Which lines of the data below hold "this"? Copy each of them.
(THE RECORDS begins)
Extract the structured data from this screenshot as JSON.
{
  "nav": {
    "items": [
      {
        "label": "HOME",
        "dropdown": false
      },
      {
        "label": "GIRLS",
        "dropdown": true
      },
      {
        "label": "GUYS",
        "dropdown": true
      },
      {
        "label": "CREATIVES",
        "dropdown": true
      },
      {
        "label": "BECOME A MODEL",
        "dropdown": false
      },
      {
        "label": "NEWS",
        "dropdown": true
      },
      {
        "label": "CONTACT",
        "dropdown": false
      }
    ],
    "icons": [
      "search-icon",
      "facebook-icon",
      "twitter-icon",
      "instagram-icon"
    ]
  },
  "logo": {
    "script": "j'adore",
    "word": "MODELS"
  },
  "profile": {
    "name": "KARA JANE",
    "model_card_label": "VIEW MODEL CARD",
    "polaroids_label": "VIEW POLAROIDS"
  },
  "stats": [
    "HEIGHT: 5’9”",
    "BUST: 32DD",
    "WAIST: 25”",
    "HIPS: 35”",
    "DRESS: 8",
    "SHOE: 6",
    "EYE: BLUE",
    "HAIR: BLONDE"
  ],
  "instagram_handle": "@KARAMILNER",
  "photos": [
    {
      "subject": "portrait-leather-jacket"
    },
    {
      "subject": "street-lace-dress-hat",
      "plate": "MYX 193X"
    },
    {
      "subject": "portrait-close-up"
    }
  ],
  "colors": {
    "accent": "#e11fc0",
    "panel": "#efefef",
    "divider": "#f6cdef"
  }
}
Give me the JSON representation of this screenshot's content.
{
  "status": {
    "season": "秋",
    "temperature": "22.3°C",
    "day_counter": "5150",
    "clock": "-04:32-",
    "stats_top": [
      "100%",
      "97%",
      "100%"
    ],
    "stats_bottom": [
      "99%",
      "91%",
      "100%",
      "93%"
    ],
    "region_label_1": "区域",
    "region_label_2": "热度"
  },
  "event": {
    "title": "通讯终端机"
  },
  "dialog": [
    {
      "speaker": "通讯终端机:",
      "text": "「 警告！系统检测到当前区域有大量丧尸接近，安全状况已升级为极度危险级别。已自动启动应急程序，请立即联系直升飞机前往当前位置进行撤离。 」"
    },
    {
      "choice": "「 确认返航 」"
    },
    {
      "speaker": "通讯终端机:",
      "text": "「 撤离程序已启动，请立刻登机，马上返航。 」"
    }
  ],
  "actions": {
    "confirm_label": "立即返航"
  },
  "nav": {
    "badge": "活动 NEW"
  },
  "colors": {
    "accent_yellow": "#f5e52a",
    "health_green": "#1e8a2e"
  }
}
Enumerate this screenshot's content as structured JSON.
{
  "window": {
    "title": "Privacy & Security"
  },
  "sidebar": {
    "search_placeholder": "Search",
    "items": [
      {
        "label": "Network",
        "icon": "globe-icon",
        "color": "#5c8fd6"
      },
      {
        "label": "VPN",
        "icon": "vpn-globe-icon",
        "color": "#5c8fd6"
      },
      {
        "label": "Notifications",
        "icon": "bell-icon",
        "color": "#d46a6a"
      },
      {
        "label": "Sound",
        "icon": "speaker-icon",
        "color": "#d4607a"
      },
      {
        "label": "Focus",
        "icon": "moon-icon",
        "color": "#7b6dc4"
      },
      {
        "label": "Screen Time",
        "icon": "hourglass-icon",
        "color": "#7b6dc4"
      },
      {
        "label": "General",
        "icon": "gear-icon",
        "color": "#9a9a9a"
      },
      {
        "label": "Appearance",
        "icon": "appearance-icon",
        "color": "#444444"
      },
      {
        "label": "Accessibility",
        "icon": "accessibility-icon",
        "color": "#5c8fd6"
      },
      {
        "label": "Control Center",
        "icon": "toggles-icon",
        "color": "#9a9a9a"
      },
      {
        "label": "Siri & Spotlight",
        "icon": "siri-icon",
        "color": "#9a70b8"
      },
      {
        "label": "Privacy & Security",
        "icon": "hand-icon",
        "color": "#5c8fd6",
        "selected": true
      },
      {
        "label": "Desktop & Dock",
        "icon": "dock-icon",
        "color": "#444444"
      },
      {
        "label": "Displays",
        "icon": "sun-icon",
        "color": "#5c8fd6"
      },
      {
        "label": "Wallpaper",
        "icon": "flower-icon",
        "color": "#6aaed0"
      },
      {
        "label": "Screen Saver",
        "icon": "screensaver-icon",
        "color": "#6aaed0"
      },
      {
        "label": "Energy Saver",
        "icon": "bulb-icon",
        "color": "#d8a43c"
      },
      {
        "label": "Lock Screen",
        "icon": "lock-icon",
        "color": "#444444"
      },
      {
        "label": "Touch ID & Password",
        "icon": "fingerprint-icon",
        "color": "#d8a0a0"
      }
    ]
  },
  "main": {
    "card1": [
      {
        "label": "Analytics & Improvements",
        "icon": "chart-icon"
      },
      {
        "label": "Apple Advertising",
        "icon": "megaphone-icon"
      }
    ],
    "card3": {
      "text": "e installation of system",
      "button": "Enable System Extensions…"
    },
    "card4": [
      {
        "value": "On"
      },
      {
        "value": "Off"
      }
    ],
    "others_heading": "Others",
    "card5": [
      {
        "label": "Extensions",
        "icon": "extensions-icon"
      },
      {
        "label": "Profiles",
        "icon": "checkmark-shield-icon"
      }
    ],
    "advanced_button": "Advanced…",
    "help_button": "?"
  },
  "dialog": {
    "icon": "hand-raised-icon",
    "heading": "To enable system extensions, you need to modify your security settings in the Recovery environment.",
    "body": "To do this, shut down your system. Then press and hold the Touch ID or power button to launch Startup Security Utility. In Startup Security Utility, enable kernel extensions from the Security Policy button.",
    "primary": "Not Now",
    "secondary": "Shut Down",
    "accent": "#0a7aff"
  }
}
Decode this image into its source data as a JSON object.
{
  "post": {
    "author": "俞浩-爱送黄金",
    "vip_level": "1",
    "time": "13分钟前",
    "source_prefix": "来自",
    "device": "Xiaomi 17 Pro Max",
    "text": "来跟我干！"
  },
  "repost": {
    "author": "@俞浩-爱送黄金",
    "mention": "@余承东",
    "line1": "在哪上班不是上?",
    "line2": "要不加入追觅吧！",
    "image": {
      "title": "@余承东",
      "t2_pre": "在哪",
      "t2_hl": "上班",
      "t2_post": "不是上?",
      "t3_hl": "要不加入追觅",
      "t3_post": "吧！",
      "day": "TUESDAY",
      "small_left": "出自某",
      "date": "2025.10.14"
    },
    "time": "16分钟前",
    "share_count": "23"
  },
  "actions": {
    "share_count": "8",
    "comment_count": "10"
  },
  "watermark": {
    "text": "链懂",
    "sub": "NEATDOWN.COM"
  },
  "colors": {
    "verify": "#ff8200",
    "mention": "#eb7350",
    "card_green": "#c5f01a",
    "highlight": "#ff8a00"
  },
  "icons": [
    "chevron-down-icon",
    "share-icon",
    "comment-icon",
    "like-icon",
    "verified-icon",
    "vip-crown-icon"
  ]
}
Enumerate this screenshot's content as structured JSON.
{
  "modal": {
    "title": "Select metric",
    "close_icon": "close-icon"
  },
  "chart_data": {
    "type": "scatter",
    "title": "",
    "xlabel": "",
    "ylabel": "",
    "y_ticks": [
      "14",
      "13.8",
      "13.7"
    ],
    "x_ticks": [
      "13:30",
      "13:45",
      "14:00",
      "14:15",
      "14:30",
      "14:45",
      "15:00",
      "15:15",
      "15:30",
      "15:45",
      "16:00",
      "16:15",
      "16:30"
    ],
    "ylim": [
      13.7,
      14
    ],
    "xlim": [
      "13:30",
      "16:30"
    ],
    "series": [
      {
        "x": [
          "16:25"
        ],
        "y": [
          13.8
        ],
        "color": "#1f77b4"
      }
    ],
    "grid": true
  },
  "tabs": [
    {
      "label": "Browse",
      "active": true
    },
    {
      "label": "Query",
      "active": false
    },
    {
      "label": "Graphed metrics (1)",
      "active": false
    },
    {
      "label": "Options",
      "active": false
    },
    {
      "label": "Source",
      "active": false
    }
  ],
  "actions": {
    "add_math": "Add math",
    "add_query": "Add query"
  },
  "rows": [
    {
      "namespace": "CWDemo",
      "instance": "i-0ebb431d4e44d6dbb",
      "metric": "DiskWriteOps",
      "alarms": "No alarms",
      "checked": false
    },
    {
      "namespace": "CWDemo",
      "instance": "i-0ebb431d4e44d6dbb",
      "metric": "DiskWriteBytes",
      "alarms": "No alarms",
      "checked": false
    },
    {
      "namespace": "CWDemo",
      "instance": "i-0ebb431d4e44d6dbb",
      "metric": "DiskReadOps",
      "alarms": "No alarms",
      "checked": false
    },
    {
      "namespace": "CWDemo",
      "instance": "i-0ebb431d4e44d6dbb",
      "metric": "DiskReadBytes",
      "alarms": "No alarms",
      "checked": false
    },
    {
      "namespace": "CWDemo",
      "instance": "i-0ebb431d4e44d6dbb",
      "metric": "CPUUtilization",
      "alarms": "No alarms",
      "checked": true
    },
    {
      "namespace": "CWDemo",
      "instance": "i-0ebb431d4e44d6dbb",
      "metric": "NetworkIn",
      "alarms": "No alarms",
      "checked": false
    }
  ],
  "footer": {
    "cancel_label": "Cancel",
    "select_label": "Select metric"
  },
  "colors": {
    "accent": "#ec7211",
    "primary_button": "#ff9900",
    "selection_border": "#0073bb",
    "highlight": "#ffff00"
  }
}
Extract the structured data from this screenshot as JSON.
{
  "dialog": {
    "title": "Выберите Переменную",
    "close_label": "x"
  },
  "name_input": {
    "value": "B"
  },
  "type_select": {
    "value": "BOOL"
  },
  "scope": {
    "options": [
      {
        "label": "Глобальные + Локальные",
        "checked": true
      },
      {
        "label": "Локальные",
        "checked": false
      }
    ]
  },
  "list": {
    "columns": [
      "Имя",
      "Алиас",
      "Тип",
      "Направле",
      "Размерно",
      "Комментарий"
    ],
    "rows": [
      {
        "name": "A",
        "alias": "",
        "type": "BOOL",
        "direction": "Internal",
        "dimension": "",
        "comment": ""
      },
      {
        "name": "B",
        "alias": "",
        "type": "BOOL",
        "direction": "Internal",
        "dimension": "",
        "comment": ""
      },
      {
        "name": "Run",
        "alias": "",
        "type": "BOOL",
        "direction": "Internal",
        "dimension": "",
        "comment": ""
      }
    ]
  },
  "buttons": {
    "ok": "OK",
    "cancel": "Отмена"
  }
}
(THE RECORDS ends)
◆ **RESPONSE**:
Extract the structured data from this screenshot as JSON.
Give me the JSON representation of this screenshot's content.
Enumerate this screenshot's content as structured JSON.
    "body": "To do this, shut down your system. Then press and hold the Touch ID or power button to launch Startup Security Utility. In Startup Security Utility, enable kernel extensions from the Security Policy button.",
Decode this image into its source data as a JSON object.
Enumerate this screenshot's content as structured JSON.
Extract the structured data from this screenshot as JSON.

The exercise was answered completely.